Attapady: With six deaths per 1000 births, Kerala is known to have the lowest mortality rate in India. But the hilly Attapady region in the state seems to have come across as an exception due to a mortality rate of 33 deaths per 1000 births, with seven infant deaths out of 210 births coming between January and May this year.
While the spike in infant deaths is alarming, the worst affected by it are tribals living in 192 hamlets in the region. They are blaming growing banana plantations in the area for infant deaths or congenital diseases and physical deformities found in most children born to Adivasi couples.
They allege that use of prohibited pesticides in banana and areca nut plantations is leading to contamination of soil and water in the area causing miscarriages and infant deaths. Attapady’s Nodal Tribal Health Officer has also demanded a thorough investigation into use of pesticides causing birth defects and infant deaths.

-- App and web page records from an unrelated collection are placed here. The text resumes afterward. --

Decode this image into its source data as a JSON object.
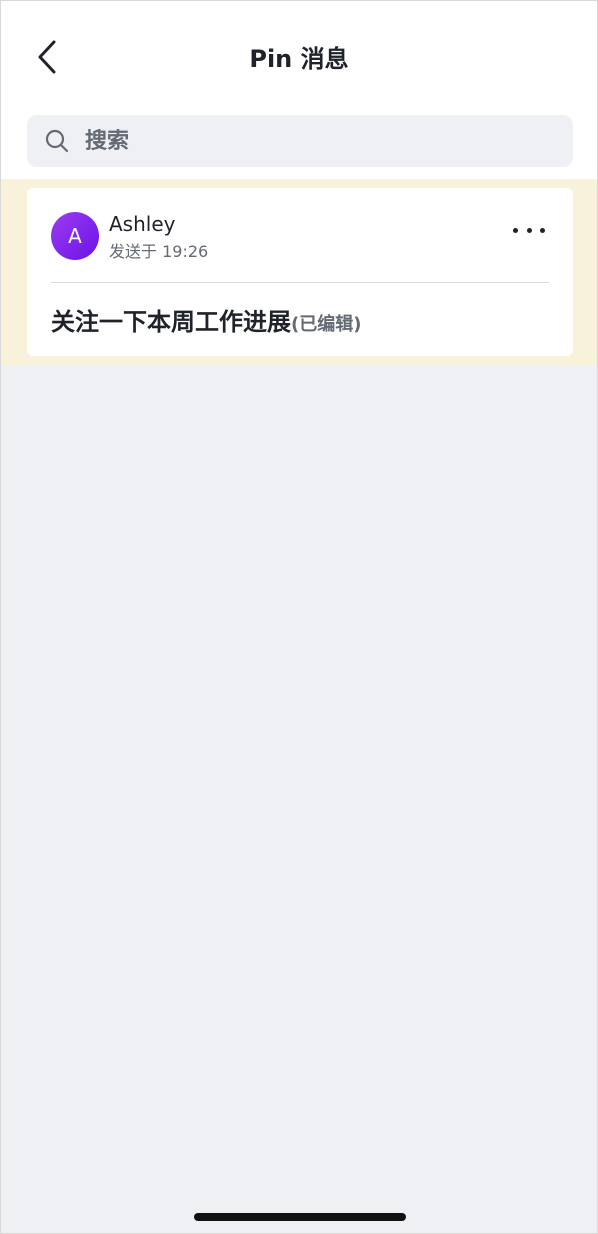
{
  "header": {
    "title": "Pin 消息",
    "back_icon": "chevron-left-icon"
  },
  "search": {
    "placeholder": "搜索",
    "icon": "search-icon"
  },
  "pinned_messages": [
    {
      "avatar_initial": "A",
      "author": "Ashley",
      "sent_time": "发送于 19:26",
      "text": "关注一下本周工作进展",
      "edited_label": "(已编辑)"
    }
  ],
  "colors": {
    "pin_highlight": "#f8f2da",
    "avatar_gradient_start": "#9b3cf0",
    "avatar_gradient_end": "#6a12e8",
    "background": "#eef0f4"
  }
}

While an environmental advocacy group Thanal has discovered use of monocrotophos, known to be highly toxic, in plantations, tribals say that they are at risk due to water contamination due to the absence of a water treatment facility in Attapady.
Banana farmers in the region moved up the hills as cultivable land near the banks of the Bhavani River became scarce. They used pesticides and fertilizers for more yield, and tribals told a leading news portal that these chemicals seeped into land with time and have led to poisoning of local water resources.

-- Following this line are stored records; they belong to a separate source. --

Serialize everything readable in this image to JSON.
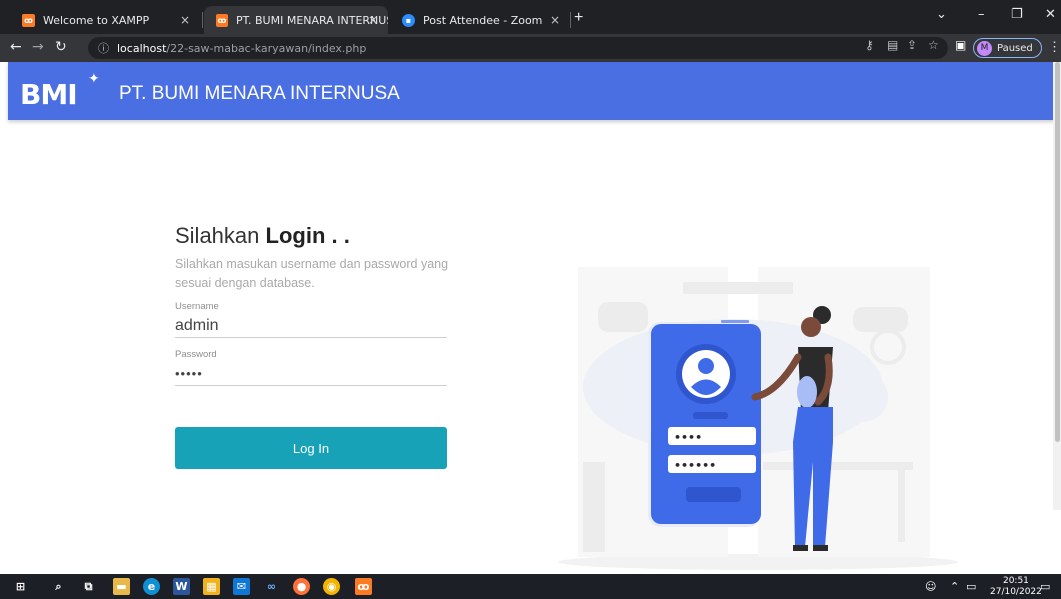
{
  "browser": {
    "tabs": [
      {
        "title": "Welcome to XAMPP",
        "active": false,
        "favicon": "xampp-icon"
      },
      {
        "title": "PT. BUMI MENARA INTERNUSA",
        "active": true,
        "favicon": "xampp-icon"
      },
      {
        "title": "Post Attendee - Zoom",
        "active": false,
        "favicon": "zoom-icon"
      }
    ],
    "new_tab": "+",
    "close_glyph": "×",
    "url_host": "localhost",
    "url_path": "/22-saw-mabac-karyawan/index.php",
    "profile_initial": "M",
    "profile_status": "Paused"
  },
  "header": {
    "logo_text": "BMI",
    "company_name": "PT. BUMI MENARA INTERNUSA"
  },
  "login": {
    "title_prefix": "Silahkan ",
    "title_bold": "Login . .",
    "description": "Silahkan masukan username dan password yang sesuai dengan database.",
    "username_label": "Username",
    "username_value": "admin",
    "password_label": "Password",
    "password_value": "•••••",
    "button_label": "Log In"
  },
  "illustration": {
    "password_dots_1": "••••",
    "password_dots_2": "••••••"
  },
  "taskbar": {
    "time": "20:51",
    "date": "27/10/2022"
  },
  "colors": {
    "header": "#4a6fe3",
    "button": "#17a2b8",
    "phone": "#3f6be8"
  }
}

Locals complain of several children being taken to hospitals for nausea, headache and fever, they say the water is contaminated since most plantations are on the slope of the river from where adivasis get drinking water. Earlier a study had tied infant deaths to malnutrition.
Thanal found that pesticides used to control mites and locusts contain toxic monocrotophos and phorates which are banned in Kerala since 2011 and are chemicals found in cooking oil at a school in Bihar’s Chhapra where 23 children died after eating mid day meals in 2013.

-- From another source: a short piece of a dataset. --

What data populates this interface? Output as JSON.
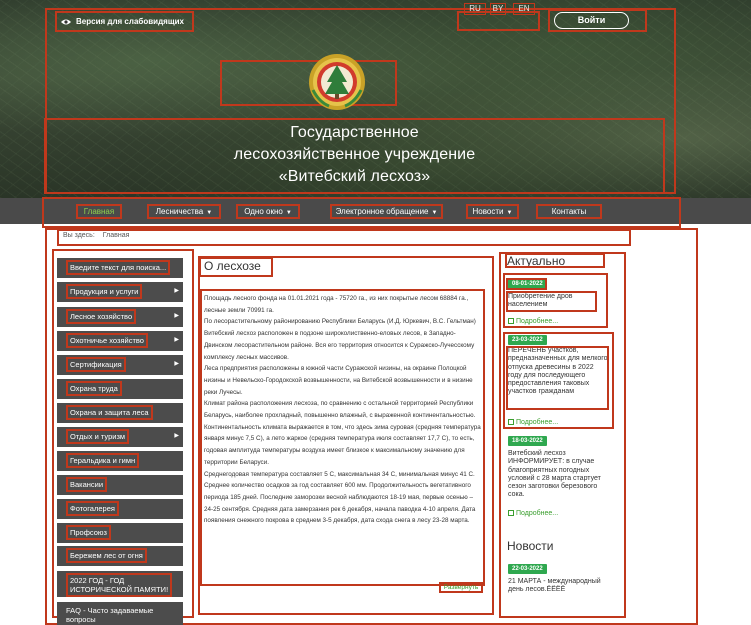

Activists demanding restrictions on use of fertilisers said that if this trend continues survival for the original residents of the region, the Adivasis, will become next to impossible.